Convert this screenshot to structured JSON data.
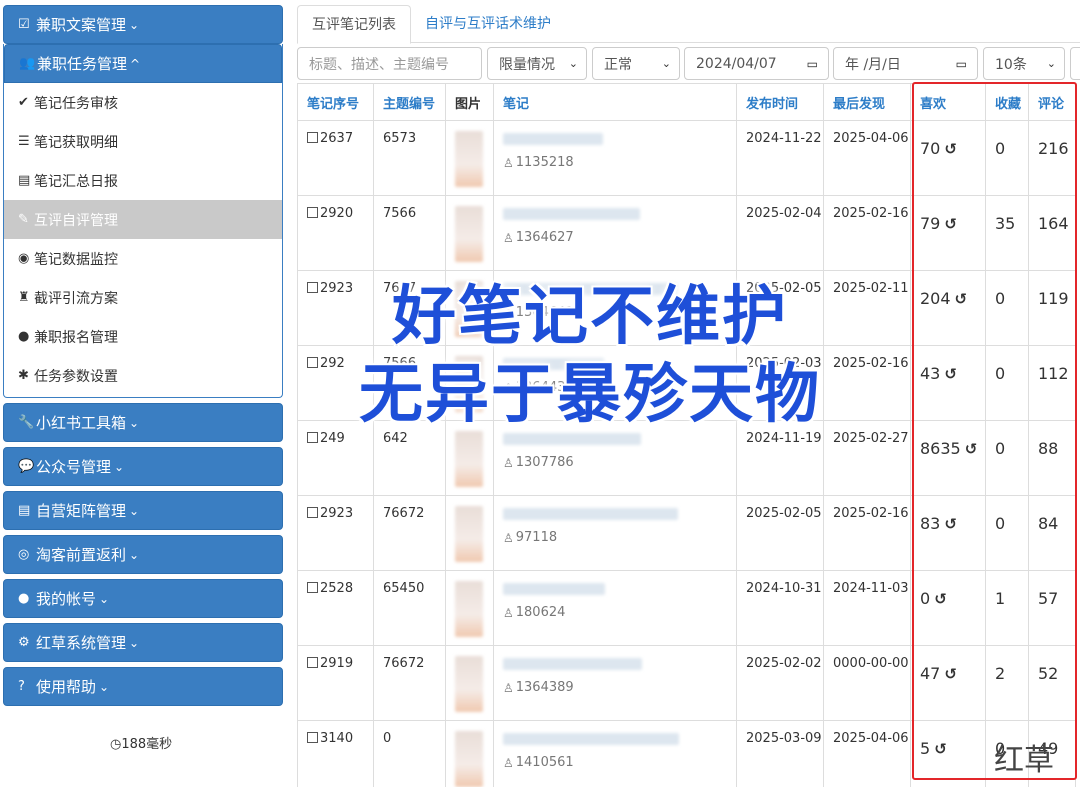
{
  "sidebar": {
    "menus": [
      {
        "icon": "☑",
        "label": "兼职文案管理",
        "chev": "❯"
      },
      {
        "icon": "👥",
        "label": "兼职任务管理",
        "chev": "^"
      }
    ],
    "submenu": [
      {
        "icon": "✔",
        "label": "笔记任务审核"
      },
      {
        "icon": "☰",
        "label": "笔记获取明细"
      },
      {
        "icon": "▤",
        "label": "笔记汇总日报"
      },
      {
        "icon": "✎",
        "label": "互评自评管理"
      },
      {
        "icon": "◉",
        "label": "笔记数据监控"
      },
      {
        "icon": "♜",
        "label": "截评引流方案"
      },
      {
        "icon": "●",
        "label": "兼职报名管理"
      },
      {
        "icon": "✱",
        "label": "任务参数设置"
      }
    ],
    "menus_after": [
      {
        "icon": "🔧",
        "label": "小红书工具箱"
      },
      {
        "icon": "💬",
        "label": "公众号管理"
      },
      {
        "icon": "▤",
        "label": "自营矩阵管理"
      },
      {
        "icon": "◎",
        "label": "淘客前置返利"
      },
      {
        "icon": "●",
        "label": "我的帐号"
      },
      {
        "icon": "⚙",
        "label": "红草系统管理"
      },
      {
        "icon": "?",
        "label": "使用帮助"
      }
    ],
    "timer": "188毫秒"
  },
  "tabs": [
    "互评笔记列表",
    "自评与互评话术维护"
  ],
  "filters": {
    "search_placeholder": "标题、描述、主题编号",
    "limit": "限量情况",
    "status": "正常",
    "date_from": "2024/04/07",
    "date_to": "年 /月/日",
    "page_size": "10条"
  },
  "table": {
    "headers": [
      "笔记序号",
      "主题编号",
      "图片",
      "笔记",
      "发布时间",
      "最后发现",
      "喜欢",
      "收藏",
      "评论"
    ],
    "rows": [
      {
        "id": "2637",
        "topic": "6573",
        "user": "1135218",
        "pub": "2024-11-22",
        "last": "2025-04-06",
        "likes": "70",
        "favs": "0",
        "comments": "216"
      },
      {
        "id": "2920",
        "topic": "7566",
        "user": "1364627",
        "pub": "2025-02-04",
        "last": "2025-02-16",
        "likes": "79",
        "favs": "35",
        "comments": "164"
      },
      {
        "id": "2923",
        "topic": "7667",
        "user": "1364641",
        "pub": "2025-02-05",
        "last": "2025-02-11",
        "likes": "204",
        "favs": "0",
        "comments": "119"
      },
      {
        "id": "292",
        "topic": "7566",
        "user": "1364432",
        "pub": "2025-02-03",
        "last": "2025-02-16",
        "likes": "43",
        "favs": "0",
        "comments": "112"
      },
      {
        "id": "249",
        "topic": "642",
        "user": "1307786",
        "pub": "2024-11-19",
        "last": "2025-02-27",
        "likes": "8635",
        "favs": "0",
        "comments": "88"
      },
      {
        "id": "2923",
        "topic": "76672",
        "user": "97118",
        "pub": "2025-02-05",
        "last": "2025-02-16",
        "likes": "83",
        "favs": "0",
        "comments": "84"
      },
      {
        "id": "2528",
        "topic": "65450",
        "user": "180624",
        "pub": "2024-10-31",
        "last": "2024-11-03",
        "likes": "0",
        "favs": "1",
        "comments": "57"
      },
      {
        "id": "2919",
        "topic": "76672",
        "user": "1364389",
        "pub": "2025-02-02",
        "last": "0000-00-00",
        "likes": "47",
        "favs": "2",
        "comments": "52"
      },
      {
        "id": "3140",
        "topic": "0",
        "user": "1410561",
        "pub": "2025-03-09",
        "last": "2025-04-06",
        "likes": "5",
        "favs": "0",
        "comments": "49"
      }
    ]
  },
  "overlay": {
    "line1": "好笔记不维护",
    "line2": "无异于暴殄天物"
  },
  "watermark": "红草",
  "colors": {
    "primary": "#3a7ec2",
    "link": "#2d7dc8",
    "highlight_box": "#e3262a",
    "overlay_text": "#1e4fd8"
  }
}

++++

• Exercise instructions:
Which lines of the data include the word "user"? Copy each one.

• Response to the exercise:
        "user": "1135218",
        "user": "1364627",
        "user": "1364641",
        "user": "1364432",
        "user": "1307786",
        "user": "97118",
        "user": "180624",
        "user": "1364389",
        "user": "1410561",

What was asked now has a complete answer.